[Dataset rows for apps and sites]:
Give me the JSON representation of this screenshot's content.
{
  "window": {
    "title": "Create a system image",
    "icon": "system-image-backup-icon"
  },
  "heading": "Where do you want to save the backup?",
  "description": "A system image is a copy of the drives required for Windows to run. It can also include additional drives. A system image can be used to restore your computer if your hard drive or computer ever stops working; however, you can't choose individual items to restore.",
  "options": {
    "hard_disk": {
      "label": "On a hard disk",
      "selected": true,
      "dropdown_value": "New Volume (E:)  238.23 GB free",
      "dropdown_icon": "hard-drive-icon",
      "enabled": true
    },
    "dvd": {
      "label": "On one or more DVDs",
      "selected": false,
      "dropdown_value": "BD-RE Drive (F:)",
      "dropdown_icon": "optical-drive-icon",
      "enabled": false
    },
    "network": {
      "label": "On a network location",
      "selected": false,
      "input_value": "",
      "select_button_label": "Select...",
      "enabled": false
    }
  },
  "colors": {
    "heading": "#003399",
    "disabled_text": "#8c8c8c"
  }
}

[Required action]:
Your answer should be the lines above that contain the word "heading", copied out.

[Response area]:
  "heading": "Where do you want to save the backup?",
    "heading": "#003399",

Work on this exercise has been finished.